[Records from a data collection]
——

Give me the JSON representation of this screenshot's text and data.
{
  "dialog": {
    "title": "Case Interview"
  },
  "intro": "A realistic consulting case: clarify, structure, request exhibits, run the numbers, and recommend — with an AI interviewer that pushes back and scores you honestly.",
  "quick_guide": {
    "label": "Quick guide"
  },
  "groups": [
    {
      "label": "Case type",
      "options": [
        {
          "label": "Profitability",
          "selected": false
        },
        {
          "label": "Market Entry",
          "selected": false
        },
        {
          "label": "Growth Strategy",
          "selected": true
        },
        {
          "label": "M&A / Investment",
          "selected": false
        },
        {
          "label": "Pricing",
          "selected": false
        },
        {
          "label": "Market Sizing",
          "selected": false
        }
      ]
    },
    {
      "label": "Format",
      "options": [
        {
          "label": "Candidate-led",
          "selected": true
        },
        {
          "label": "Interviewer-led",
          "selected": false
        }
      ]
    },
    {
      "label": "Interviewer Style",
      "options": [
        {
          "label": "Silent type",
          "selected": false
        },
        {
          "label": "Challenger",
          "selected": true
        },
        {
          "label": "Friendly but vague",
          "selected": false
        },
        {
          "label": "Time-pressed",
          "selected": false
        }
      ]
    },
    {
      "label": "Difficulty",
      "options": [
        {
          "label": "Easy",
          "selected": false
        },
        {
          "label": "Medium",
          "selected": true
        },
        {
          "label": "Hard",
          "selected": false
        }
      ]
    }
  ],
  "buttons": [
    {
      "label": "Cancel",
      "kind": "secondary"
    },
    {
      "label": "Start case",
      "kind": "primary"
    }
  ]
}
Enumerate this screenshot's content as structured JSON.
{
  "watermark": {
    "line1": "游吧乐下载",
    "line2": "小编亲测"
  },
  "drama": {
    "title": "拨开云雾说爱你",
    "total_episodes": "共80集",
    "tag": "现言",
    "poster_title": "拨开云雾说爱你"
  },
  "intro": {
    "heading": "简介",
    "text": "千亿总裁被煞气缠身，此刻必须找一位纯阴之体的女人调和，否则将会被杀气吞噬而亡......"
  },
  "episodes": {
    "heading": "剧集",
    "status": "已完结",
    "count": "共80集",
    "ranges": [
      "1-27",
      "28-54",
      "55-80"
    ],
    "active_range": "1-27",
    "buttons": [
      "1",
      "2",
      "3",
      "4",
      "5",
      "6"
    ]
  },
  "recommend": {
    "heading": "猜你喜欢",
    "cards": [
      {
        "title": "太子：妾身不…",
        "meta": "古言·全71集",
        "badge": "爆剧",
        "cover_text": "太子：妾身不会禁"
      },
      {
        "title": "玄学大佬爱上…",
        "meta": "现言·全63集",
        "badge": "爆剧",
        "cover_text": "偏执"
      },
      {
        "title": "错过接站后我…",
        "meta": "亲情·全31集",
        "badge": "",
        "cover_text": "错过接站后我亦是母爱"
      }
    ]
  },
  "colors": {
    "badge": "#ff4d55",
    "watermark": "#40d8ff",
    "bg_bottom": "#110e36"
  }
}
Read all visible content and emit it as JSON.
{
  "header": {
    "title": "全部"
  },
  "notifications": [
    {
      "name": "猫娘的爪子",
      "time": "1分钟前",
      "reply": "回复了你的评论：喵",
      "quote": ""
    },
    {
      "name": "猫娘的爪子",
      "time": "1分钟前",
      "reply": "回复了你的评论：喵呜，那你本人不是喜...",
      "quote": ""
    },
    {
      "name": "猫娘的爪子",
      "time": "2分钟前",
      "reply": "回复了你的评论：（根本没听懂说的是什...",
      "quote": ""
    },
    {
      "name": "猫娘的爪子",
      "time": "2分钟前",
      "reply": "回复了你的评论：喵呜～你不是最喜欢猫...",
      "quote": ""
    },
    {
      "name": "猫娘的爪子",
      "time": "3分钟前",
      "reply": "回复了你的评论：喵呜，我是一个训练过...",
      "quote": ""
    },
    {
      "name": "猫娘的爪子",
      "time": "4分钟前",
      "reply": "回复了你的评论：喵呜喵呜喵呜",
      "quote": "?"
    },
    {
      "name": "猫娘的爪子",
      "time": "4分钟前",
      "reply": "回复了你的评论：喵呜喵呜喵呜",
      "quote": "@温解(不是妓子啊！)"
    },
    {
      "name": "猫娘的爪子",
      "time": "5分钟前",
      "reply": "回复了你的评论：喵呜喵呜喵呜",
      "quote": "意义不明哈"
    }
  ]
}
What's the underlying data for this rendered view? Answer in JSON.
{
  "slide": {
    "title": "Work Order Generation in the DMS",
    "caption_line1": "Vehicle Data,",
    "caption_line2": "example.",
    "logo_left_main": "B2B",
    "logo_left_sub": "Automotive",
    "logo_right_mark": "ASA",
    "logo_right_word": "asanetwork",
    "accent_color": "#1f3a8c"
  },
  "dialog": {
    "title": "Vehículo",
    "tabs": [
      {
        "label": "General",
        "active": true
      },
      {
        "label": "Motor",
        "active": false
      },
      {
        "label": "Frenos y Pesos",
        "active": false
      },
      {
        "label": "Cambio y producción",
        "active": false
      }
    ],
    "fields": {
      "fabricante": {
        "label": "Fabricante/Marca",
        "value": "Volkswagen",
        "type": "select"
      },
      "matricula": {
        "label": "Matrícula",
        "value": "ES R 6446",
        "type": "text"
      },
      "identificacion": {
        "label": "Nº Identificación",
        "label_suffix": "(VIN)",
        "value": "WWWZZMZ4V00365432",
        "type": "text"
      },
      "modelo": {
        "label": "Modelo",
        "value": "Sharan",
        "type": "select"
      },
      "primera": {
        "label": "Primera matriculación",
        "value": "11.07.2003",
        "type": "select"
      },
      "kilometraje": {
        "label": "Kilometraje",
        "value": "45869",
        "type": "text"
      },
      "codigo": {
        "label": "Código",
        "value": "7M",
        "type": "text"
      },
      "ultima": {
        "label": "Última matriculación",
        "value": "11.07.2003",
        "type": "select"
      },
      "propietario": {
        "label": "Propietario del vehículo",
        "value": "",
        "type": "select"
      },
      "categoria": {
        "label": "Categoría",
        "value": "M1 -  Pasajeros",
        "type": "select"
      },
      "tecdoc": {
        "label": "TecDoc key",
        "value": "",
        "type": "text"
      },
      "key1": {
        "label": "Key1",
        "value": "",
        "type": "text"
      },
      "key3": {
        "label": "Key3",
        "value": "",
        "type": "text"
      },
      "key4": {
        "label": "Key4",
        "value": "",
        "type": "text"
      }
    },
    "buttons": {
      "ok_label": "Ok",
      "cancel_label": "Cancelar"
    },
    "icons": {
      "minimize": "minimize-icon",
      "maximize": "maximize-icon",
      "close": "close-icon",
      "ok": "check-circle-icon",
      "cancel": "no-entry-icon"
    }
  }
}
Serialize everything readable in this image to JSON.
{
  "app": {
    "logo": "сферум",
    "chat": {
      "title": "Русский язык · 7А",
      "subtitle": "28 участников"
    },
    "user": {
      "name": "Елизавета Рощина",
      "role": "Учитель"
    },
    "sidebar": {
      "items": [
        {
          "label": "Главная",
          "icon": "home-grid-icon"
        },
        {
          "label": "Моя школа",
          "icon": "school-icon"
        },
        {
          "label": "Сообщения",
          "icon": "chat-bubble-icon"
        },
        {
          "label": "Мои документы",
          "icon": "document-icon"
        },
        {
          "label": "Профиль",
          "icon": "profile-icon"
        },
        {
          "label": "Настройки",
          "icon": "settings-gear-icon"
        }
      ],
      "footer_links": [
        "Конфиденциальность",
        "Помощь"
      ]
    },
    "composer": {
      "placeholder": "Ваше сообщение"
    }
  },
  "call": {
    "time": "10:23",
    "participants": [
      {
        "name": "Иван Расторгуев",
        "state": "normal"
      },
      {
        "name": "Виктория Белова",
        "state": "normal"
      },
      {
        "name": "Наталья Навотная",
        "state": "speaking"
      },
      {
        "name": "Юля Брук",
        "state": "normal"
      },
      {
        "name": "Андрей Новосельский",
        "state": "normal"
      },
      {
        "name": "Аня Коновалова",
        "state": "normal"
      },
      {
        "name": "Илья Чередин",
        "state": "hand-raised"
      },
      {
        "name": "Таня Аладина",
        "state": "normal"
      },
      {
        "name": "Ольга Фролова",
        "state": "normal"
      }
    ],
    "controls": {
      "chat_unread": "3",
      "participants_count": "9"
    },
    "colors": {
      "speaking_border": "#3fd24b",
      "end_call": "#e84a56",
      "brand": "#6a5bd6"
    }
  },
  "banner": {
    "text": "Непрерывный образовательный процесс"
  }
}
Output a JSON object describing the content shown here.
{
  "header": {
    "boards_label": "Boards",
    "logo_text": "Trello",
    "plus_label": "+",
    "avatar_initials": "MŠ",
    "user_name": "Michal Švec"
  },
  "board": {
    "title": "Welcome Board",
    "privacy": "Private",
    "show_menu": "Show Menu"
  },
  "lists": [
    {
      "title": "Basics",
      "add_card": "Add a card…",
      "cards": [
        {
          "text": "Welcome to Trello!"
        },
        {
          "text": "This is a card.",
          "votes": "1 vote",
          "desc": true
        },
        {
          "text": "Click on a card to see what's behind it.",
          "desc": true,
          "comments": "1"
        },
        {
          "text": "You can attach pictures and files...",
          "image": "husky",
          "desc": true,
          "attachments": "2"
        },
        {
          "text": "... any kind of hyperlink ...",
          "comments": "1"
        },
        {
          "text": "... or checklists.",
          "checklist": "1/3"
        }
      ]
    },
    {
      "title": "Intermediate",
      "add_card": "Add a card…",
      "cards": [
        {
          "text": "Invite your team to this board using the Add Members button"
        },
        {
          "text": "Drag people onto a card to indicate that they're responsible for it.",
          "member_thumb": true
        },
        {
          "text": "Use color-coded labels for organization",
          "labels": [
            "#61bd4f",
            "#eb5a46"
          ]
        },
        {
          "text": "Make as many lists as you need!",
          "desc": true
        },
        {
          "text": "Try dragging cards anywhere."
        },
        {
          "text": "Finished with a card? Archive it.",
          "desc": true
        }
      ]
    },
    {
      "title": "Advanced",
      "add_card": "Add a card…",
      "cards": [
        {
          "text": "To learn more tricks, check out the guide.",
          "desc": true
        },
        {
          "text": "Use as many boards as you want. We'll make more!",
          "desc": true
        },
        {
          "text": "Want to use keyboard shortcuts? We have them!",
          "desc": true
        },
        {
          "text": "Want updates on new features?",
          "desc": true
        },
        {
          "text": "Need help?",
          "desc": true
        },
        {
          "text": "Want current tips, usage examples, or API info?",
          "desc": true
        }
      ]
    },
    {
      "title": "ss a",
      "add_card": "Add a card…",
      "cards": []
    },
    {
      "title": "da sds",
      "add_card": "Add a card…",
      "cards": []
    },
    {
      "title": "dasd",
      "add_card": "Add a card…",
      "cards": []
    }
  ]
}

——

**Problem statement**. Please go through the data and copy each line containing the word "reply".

**Solution to this problem**.
      "reply": "回复了你的评论：喵",
      "reply": "回复了你的评论：喵呜，那你本人不是喜...",
      "reply": "回复了你的评论：（根本没听懂说的是什...",
      "reply": "回复了你的评论：喵呜～你不是最喜欢猫...",
      "reply": "回复了你的评论：喵呜，我是一个训练过...",
      "reply": "回复了你的评论：喵呜喵呜喵呜",
      "reply": "回复了你的评论：喵呜喵呜喵呜",
      "reply": "回复了你的评论：喵呜喵呜喵呜",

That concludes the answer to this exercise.